Citing PatentFiling datePublication dateApplicantTitle
US4039033 *Jan 16, 1976Aug 2, 1977Oy Tampella AbHydraulic rock drill
US4062411 *Dec 5, 1975Dec 13, 1977Gardner-Denver CompanyHydraulic percussion tool with impact blow and frequency control
US4265321 *Nov 12, 1975May 5, 1981Joy Manufacturing CompanyRock drill
US4282937 *Jun 25, 1979Aug 11, 1981Joy Manufacturing CompanyHammer
US4409368 *Jul 13, 1981Oct 11, 1983The General Tire & Rubber CompanyPreparation of star polymers
US4550785 *May 29, 1979Nov 5, 1985Consolidated Technologies CorporationHydraulic drive for actuating a tool
US4569412 *May 26, 1982Feb 11, 1986Hydroacoustics Inc.Seismic source
US4828048 *Nov 10, 1986May 9, 1989Mayer James RHydraulic Percussion tool
US4858701 *Jan 25, 1988Aug 22, 1989Weyer Paul PFluid-powered impact device and tool therefor
US5305841 *Apr 9, 1991Apr 26, 1994Sandvik AbHammer device
US5511626 *Jan 10, 1995Apr 30, 1996Breakers A/SHydraulically operated subsoil displacement apparatus
US5680904 *Nov 30, 1995Oct 28, 1997Patterson; William N.In-the-hole percussion rock drill
US6105686 *Mar 11, 1999Aug 22, 2000Tamrock OyPressure accumulator arrangement in connection with a hydraulically operated impact device, such as a breaking apparatus
US6110045 *Jun 3, 1998Aug 29, 2000Atlas Copco Tools AbHydraulic torque impulse generator

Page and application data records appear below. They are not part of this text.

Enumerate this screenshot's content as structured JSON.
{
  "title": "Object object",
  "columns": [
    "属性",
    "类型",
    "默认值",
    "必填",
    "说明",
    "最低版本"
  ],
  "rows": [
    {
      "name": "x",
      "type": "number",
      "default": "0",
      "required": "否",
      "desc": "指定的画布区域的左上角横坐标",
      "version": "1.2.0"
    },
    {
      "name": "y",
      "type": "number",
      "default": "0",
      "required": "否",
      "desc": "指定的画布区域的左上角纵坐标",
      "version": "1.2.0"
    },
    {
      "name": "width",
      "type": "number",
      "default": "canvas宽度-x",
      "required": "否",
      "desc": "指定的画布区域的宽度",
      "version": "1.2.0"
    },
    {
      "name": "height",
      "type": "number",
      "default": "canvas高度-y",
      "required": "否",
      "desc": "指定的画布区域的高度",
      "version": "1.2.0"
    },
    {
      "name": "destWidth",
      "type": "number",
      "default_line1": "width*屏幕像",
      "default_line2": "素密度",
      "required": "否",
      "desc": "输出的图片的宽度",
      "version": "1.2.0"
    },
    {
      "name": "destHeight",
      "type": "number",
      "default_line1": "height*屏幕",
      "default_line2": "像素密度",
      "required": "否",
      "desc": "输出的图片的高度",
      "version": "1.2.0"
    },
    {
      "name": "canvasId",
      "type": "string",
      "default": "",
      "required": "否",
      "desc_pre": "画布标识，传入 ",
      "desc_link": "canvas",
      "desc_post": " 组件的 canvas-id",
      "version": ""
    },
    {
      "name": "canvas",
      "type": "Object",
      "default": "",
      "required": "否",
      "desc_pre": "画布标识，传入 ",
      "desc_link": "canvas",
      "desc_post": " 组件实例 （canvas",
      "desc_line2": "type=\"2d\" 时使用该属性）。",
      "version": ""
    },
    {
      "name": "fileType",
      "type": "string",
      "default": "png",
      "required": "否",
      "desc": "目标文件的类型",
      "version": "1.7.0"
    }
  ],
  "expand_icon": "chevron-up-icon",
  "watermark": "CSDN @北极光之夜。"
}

US6155361 *Jan 27, 1999Dec 5, 2000Patterson; William N.Hydraulic in-the-hole percussion rock drill
US6293357May 23, 2000Sep 25, 2001William N. PattersonHydraulic in-the-hole percussion rock drill
US6464023Apr 3, 2001Oct 15, 2002William N. PattersonHydraulic in-the-hole percussion rock drill
US7156190Dec 16, 2004Jan 2, 2007Clark Equipment CompanyImpact tool
US7478648Mar 7, 2005Jan 20, 2009Atlas Copco Construction Tools AbHydraulic pressure accumulator
US7681664May 1, 2008Mar 23, 2010Patterson William NInternally dampened percussion rock drill
US8028772Jan 19, 2010Oct 4, 2011Patterson William NInternally dampened percussion rock drill
US8474363May 21, 2012Jul 2, 2013Vincent M. KellyAxial piston and valve shaft fluid engine
EP0885694A1 *Jun 5, 1998Dec 23, 1998Hyup Sung Heavy Industries Co. Ltd.Hydraulic hammer having improved seal ring
WO2005087444A1 *Mar 7, 2005Sep 22, 2005Atlas Copco Constr Tools AbHydraulic pressure accumulator
WO2013174359A1 *Apr 5, 2013Nov 28, 2013Atlas Copco Construction Tools GmbhPercussion device
Classifications
U.S. Classification173/208, 91/328, 91/235, 173/78, 173/105, 91/321, 173/80
International ClassificationE02D7/10, B25D9/12, B25D9/00, E02D7/00, E21B1/26, E21C37/00, E21C37/24, E21B1/00
Cooperative ClassificationB25D9/12
European ClassificationB25D9/12